Nafta is technically a free trade area, but with certain attributes of a customs union – in which Member States maintain the same obligations and rules with regard to third countries – and also with certain attributes of a common market that allows the free movement of factors of production (labour and capital) between Member States. For example, these attributes are the pressure on Canada and Mexico to comply with U.S. tariffs; Detailed rules of origin that require high North American content for a wide range of consumer products; liberalisation of trade in services, including financial services and capital flows in general; and to improve the international free flow of services and businessmen and many professionals. Resource-sharing agreements (particularly between Canada and the United States) also indicate a common market. During the negotiations, Canada retained the right to protect its cultural industries and sectors such as education and health. Some resources, such as water, should also be removed from the agreement. Canadians have failed to win free competition for U.S. government procurement. Canadian negotiators also emphasized the inclusion of a dispute resolution mechanism.  Traditionally, free trade negotiations have focused on the removal of tariffs and quantitative restrictions on trade in goods. But for Canadians who wanted to export or export to the United States, tariffs were not the main concern. Even before the free trade agreement, 80 per cent of Canadian shipments were duty-free and less than 10 per cent of exports faced U.S.
tariffs of more than 5 per cent. Many of them were clothing, textiles, shoes and some petrochemicals. (Some commodities continued to face tariffs so high that they were not sold in the United States at all.) From 1935 to 1980, the two nations concluded a series of bilateral trade agreements that sharply reduced tariffs in both countries.  The most important of these agreements was the 1960s automotive trade agreement (also known as the auto pact).   A key element of the agreement was the elimination of tariffs, the removal of many non-tariff barriers and one of the first trade agreements on trade in services. It also included a dispute resolution mechanism for a fair and timely resolution of trade disputes. The free trade agreement was concluded in 1988 and NAFTA extended most of the provisions of the free trade agreement to Mexico. NAFTA was negotiated by the governments of U.S. President George H.W. Bush, Canadian Prime Minister Brian Mulroney and Mexican Prime Minister Carlos Salinas de Gortari. An interim agreement on the pact was reached in August 1992 and signed by the three heads of state and government on 17 December. NAFTA was ratified by the national parliaments of the three countries in 1993 and came into force on January 1, 1994.
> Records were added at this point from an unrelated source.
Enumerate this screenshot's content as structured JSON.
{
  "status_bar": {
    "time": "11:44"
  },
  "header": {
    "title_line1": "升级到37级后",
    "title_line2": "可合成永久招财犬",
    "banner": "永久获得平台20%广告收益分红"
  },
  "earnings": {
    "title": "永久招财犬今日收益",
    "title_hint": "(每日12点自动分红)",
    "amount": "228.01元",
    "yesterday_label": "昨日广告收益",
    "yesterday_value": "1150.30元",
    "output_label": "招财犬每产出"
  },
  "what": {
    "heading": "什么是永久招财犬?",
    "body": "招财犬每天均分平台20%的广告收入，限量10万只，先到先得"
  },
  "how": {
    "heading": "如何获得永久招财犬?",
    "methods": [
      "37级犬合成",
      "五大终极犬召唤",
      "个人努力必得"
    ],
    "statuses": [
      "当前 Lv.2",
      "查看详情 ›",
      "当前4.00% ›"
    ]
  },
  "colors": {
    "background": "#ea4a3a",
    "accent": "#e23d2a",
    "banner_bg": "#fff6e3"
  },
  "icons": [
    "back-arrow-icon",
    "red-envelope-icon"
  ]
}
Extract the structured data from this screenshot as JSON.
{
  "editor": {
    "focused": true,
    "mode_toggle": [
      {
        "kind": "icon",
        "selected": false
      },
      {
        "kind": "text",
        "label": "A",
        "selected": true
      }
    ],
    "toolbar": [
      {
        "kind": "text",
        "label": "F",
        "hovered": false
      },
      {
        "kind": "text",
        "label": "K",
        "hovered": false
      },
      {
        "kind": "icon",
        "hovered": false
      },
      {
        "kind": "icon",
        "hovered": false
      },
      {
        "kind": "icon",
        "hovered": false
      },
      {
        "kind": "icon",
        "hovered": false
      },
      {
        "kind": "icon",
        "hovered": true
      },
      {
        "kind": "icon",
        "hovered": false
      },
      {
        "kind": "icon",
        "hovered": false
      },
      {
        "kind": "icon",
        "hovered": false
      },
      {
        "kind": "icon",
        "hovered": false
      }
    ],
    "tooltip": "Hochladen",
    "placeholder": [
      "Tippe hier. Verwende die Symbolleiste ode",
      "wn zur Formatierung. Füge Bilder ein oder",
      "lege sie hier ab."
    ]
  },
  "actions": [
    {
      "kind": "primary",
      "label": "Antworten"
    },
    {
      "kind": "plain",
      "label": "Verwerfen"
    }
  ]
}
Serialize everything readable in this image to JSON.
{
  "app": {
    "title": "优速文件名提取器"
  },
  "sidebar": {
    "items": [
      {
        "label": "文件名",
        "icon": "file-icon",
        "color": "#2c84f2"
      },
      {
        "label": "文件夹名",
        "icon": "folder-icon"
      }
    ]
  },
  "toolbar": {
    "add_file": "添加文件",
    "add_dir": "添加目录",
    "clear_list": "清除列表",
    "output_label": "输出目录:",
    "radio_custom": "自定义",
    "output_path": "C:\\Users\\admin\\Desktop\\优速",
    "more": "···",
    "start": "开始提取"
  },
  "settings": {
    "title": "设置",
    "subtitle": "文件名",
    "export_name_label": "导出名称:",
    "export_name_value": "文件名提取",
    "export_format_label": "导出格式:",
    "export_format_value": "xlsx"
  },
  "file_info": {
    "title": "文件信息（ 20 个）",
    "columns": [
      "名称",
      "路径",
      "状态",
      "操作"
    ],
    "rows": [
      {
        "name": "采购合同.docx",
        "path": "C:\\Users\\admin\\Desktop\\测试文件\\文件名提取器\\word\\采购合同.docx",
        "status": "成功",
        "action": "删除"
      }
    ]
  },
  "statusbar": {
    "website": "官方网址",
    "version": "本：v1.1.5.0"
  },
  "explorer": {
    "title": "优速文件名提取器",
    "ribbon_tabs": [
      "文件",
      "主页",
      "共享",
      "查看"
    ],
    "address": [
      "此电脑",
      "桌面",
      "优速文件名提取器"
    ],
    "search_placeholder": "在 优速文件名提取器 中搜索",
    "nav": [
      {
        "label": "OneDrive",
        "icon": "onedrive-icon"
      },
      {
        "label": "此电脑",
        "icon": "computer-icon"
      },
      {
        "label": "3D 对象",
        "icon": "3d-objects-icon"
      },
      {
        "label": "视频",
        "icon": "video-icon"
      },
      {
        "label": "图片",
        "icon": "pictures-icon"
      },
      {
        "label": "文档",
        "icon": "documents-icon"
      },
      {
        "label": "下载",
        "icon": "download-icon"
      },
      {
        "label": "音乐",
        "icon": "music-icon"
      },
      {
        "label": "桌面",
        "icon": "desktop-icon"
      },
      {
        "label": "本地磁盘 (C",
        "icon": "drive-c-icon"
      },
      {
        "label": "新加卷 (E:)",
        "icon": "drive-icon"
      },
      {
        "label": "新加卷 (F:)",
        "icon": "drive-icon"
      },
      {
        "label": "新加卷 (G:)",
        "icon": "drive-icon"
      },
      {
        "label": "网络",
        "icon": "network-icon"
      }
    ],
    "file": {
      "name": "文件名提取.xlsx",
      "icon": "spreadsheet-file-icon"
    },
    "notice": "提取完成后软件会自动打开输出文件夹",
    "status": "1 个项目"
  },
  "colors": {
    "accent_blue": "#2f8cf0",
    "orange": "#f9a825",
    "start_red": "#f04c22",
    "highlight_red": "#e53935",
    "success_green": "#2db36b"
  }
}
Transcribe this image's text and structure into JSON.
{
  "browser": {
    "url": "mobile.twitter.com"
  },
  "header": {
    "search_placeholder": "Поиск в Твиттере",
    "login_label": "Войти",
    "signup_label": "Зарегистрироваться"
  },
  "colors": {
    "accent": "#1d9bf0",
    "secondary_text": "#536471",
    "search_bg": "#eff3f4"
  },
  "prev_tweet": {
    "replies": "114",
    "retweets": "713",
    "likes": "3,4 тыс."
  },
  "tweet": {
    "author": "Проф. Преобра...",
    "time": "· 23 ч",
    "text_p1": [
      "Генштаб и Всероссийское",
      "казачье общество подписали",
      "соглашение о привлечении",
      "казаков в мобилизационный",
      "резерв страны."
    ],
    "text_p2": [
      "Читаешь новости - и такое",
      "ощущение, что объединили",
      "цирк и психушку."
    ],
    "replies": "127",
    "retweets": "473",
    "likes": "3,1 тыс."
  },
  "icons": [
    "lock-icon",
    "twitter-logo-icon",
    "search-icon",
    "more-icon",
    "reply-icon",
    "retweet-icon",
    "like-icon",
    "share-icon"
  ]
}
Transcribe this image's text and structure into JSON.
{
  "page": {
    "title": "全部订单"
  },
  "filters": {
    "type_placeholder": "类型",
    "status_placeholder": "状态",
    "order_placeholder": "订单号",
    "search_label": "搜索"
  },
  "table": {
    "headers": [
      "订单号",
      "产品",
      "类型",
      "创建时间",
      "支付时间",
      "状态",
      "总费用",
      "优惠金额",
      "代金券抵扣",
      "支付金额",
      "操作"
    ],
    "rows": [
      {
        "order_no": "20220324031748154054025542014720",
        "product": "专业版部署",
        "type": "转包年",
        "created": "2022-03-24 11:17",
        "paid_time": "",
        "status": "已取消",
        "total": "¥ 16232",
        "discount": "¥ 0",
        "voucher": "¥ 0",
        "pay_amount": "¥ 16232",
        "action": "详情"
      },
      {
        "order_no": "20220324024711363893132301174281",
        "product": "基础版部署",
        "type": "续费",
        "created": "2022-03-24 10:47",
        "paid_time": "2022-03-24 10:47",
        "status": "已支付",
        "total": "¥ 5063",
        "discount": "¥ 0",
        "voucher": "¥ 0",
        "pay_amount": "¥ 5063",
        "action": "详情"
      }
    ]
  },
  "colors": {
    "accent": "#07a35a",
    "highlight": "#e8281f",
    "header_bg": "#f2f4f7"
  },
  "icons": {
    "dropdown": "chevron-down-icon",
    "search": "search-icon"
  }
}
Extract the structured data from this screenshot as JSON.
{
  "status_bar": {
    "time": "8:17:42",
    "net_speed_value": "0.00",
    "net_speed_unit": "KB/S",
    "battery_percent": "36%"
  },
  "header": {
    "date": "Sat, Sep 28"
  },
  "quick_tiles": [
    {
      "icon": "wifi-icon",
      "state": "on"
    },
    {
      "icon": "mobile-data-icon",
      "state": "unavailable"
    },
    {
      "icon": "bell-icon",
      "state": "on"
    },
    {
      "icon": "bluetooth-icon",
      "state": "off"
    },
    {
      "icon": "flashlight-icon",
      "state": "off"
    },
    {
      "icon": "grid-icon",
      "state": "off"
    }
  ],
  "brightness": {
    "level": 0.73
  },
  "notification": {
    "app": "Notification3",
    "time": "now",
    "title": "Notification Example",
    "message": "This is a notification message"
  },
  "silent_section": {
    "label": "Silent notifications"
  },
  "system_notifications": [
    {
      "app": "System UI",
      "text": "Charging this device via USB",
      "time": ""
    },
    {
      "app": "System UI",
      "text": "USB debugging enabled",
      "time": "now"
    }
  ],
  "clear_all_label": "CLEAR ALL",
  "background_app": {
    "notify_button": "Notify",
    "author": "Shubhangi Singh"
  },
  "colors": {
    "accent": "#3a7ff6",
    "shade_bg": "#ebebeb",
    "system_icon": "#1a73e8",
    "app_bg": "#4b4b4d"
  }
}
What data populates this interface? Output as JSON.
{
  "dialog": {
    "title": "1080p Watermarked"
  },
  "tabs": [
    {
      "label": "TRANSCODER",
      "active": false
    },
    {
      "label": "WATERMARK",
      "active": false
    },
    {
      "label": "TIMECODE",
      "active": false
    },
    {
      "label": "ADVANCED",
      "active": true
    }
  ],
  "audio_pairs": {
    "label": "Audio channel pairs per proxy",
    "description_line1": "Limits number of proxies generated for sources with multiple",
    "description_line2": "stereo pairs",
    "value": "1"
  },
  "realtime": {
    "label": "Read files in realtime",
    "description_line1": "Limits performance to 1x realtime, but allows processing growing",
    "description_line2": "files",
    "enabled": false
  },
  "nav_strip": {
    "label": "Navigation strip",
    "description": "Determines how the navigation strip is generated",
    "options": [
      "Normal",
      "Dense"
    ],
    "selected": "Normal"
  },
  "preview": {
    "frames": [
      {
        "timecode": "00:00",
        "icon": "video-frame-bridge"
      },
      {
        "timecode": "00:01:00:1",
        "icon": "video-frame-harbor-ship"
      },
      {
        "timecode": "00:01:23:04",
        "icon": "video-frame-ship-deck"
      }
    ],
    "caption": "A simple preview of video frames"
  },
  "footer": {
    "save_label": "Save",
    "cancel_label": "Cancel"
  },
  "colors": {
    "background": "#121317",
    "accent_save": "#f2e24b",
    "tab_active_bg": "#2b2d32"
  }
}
In May 1986, Canada and the United States began negotiations for a bilateral free trade agreement. An agreement was reached in October 1987. It became the most important theme of the Canadian election in the fall of 1988. Prime Minister Brian Mulroney`s Conservative government supported the agreement and won the election. The agreement came into force on January 1, 1989. THE TRADE AGREEMENTS EVOLUTIONA visual study of more than 800 trade agreements signed between 1947 and 2016. In March 2014, a larger free trade agreement was reached with South Korea – Canada`s first such agreement with an Asia-Pacific nation.